- **Collected data**
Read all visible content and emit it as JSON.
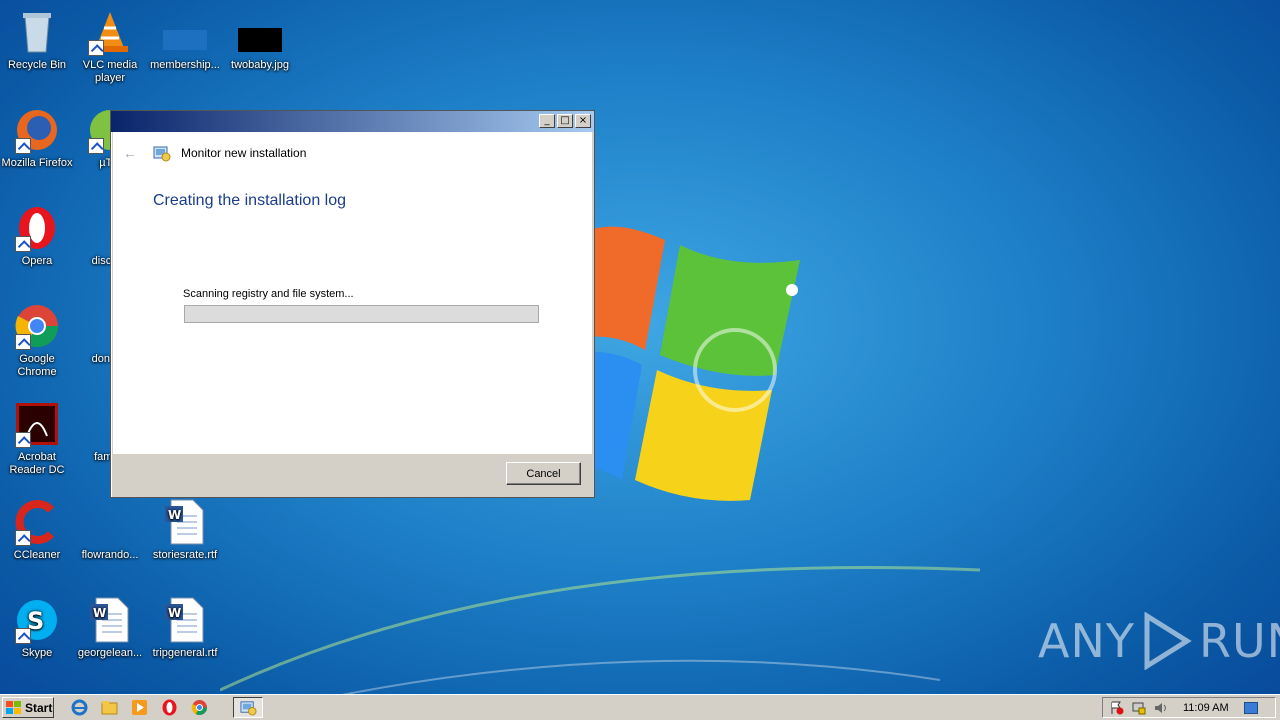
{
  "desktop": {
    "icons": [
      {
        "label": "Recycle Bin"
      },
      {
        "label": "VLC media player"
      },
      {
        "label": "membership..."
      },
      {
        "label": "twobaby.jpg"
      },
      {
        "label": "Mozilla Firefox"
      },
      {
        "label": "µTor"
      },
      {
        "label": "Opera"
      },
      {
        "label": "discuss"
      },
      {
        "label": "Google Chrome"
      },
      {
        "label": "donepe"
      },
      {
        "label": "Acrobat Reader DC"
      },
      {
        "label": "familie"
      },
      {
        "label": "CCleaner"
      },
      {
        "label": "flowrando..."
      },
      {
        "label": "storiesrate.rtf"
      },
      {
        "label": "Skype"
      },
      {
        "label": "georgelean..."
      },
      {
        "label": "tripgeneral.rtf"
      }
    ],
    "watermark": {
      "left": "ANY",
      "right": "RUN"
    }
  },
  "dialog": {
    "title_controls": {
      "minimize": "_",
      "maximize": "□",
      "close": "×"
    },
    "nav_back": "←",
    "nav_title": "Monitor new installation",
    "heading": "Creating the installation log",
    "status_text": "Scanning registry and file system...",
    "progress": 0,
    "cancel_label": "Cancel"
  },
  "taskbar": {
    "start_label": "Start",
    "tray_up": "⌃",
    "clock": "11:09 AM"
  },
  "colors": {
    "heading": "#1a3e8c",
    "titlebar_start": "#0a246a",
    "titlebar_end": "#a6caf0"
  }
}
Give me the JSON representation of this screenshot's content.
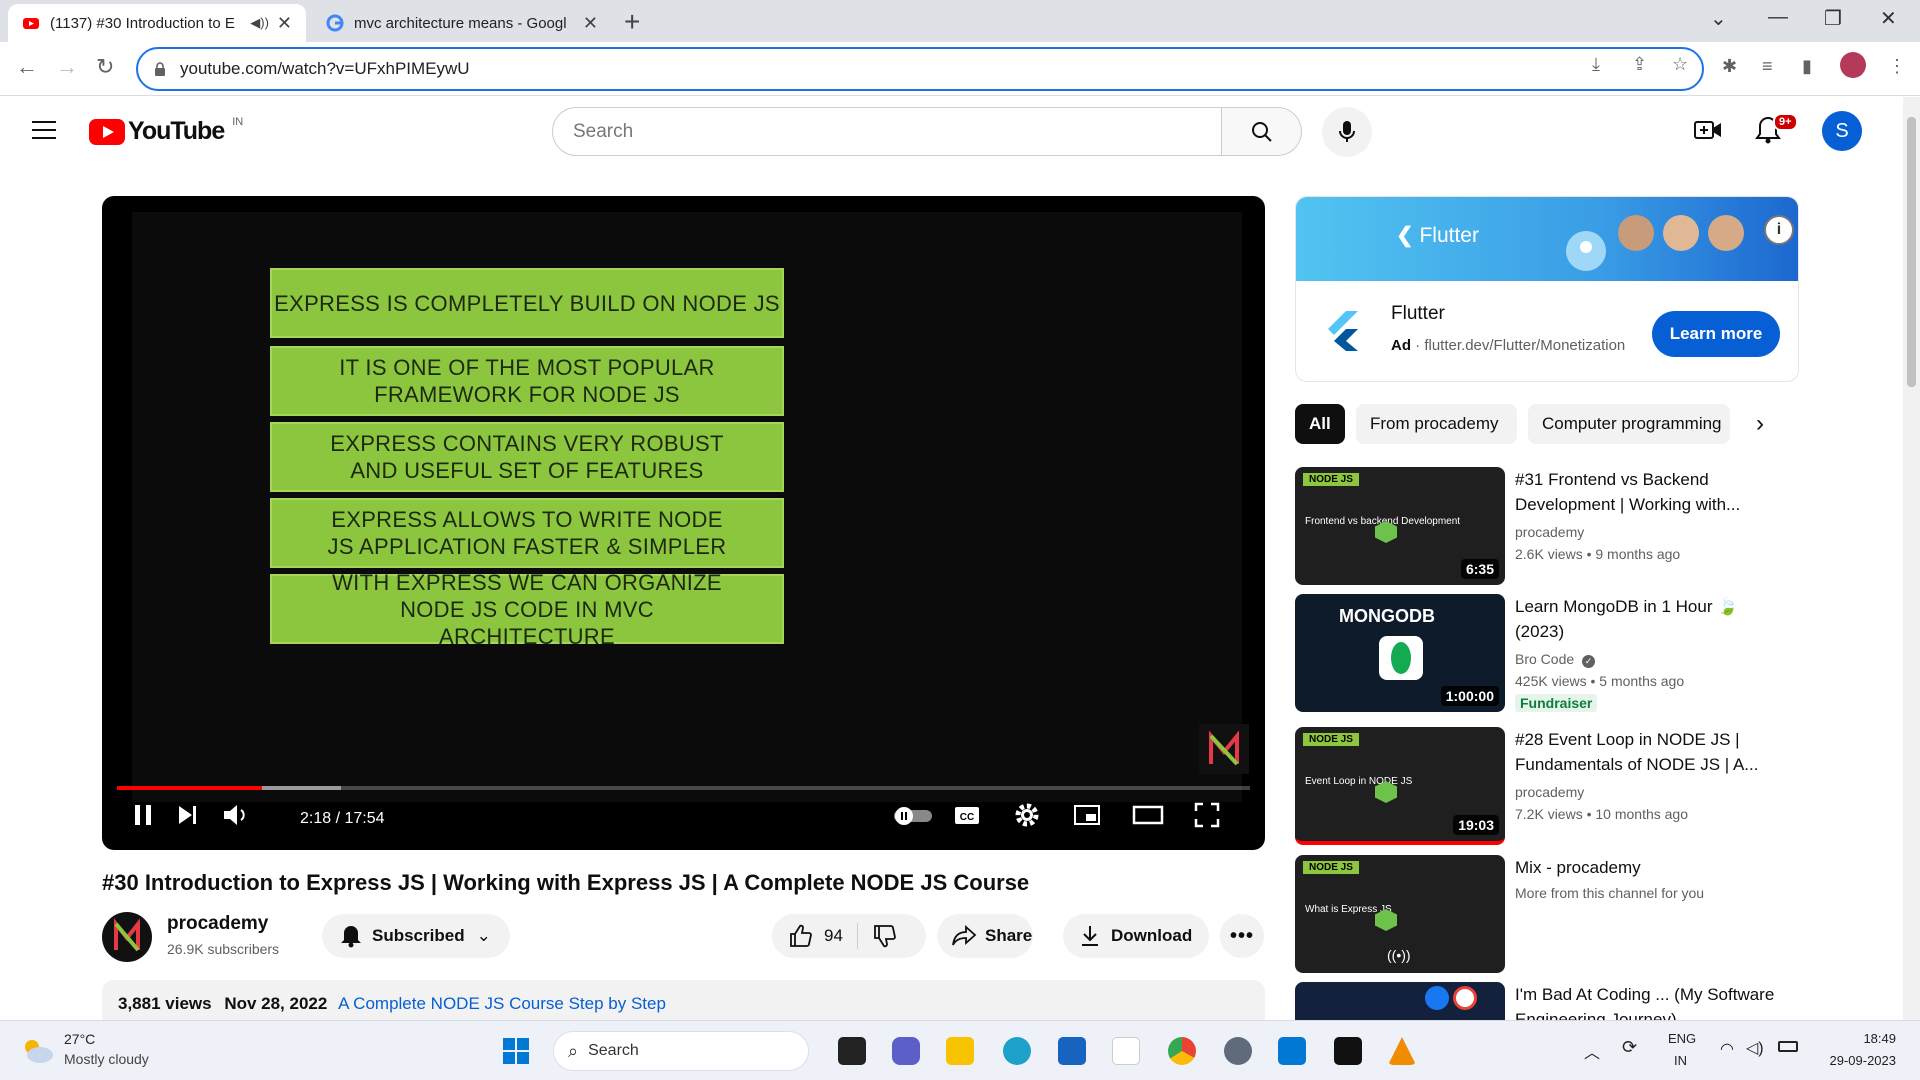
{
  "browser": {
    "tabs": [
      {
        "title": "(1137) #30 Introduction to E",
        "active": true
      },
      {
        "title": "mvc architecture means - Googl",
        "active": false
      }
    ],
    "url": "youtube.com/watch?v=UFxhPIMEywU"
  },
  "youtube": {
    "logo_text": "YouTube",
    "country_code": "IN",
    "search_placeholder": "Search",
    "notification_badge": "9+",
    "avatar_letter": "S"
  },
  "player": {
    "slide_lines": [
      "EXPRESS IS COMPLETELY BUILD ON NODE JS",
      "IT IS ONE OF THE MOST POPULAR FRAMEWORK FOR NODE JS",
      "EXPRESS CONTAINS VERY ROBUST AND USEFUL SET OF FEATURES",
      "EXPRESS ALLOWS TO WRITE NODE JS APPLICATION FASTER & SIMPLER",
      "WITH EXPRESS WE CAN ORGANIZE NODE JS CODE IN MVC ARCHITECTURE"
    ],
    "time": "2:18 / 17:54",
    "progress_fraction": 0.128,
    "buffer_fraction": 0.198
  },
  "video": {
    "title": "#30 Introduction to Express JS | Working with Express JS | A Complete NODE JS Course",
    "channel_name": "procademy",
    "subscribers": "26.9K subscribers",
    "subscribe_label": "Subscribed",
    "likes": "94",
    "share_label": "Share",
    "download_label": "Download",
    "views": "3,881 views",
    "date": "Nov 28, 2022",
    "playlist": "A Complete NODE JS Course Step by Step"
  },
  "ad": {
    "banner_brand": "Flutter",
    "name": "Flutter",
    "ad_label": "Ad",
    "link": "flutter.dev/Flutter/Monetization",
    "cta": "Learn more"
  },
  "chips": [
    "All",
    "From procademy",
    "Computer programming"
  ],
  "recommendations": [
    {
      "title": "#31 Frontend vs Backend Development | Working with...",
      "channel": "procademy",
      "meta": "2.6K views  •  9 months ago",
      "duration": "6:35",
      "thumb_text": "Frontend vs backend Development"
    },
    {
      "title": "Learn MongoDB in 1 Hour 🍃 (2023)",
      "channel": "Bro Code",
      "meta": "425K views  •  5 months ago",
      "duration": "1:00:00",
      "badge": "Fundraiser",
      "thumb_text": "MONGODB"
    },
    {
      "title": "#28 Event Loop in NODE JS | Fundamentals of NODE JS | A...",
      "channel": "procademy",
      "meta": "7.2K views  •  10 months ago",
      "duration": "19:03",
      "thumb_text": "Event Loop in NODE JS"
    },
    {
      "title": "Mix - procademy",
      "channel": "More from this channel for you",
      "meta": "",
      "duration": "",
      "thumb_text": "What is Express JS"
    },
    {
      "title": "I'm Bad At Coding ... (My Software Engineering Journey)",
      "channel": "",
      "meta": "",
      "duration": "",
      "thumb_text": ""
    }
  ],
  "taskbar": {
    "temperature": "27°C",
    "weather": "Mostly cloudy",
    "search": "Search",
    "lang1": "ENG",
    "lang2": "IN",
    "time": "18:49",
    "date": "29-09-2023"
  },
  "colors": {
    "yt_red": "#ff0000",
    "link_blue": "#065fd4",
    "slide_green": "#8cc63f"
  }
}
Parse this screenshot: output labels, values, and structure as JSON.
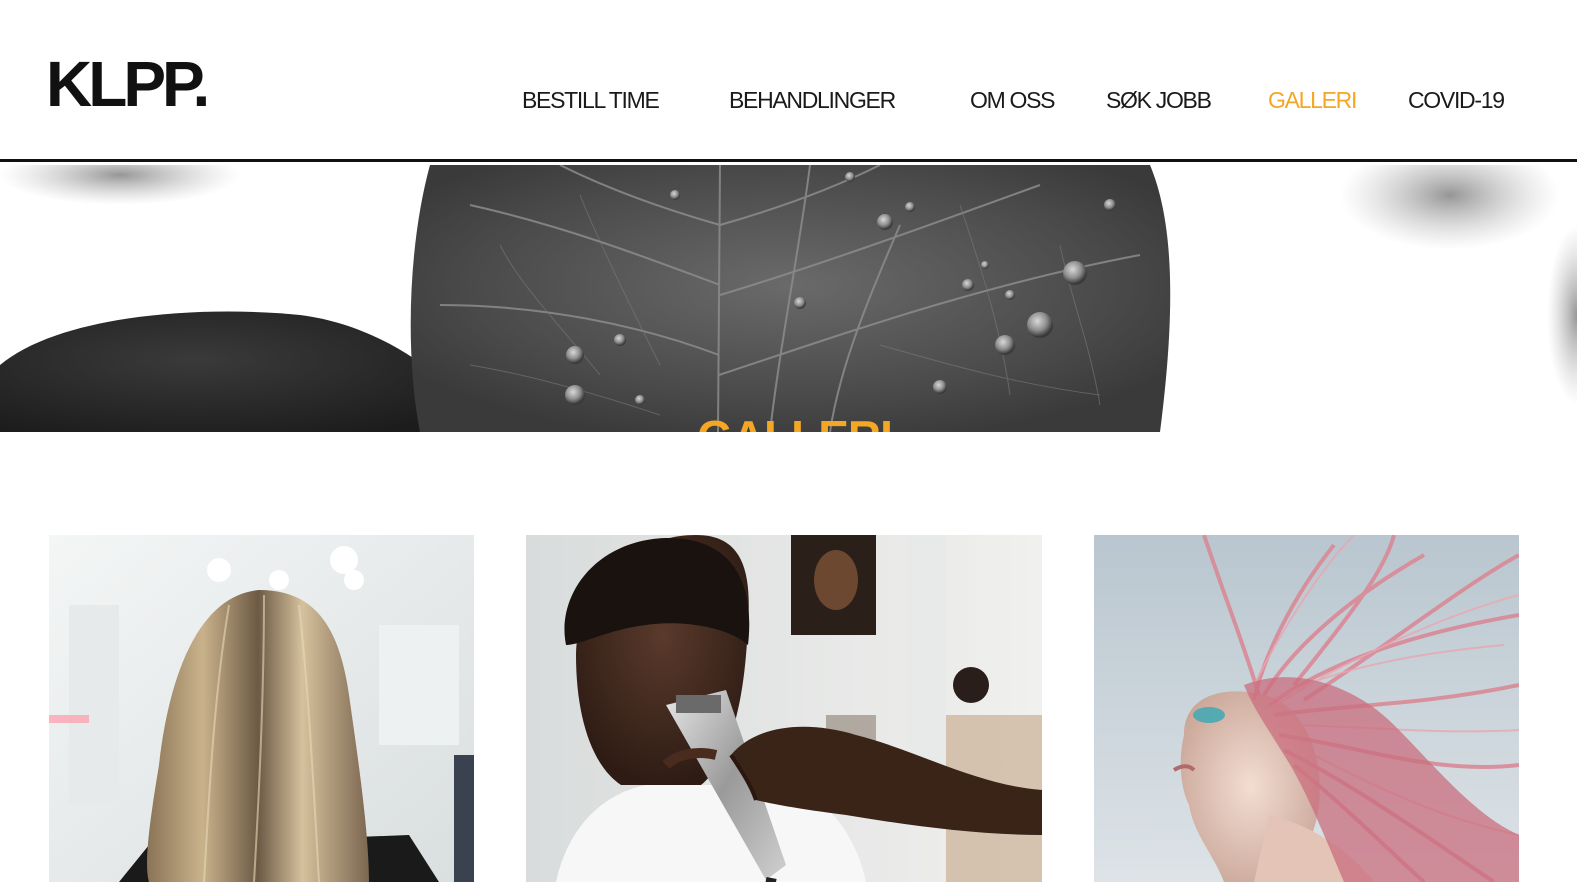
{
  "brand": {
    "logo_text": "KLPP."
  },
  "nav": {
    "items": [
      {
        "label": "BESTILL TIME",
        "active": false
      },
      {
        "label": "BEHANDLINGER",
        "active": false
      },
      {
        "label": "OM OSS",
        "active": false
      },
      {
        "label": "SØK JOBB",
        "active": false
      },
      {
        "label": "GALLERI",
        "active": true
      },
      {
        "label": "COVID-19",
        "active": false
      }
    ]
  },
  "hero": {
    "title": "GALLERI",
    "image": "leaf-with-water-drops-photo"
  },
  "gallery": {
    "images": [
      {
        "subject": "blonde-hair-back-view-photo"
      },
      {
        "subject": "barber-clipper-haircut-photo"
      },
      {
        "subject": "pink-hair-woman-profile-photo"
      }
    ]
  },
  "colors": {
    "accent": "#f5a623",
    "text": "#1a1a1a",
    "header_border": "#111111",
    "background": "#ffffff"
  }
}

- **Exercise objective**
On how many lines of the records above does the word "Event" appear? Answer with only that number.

- **Completed exercise**
2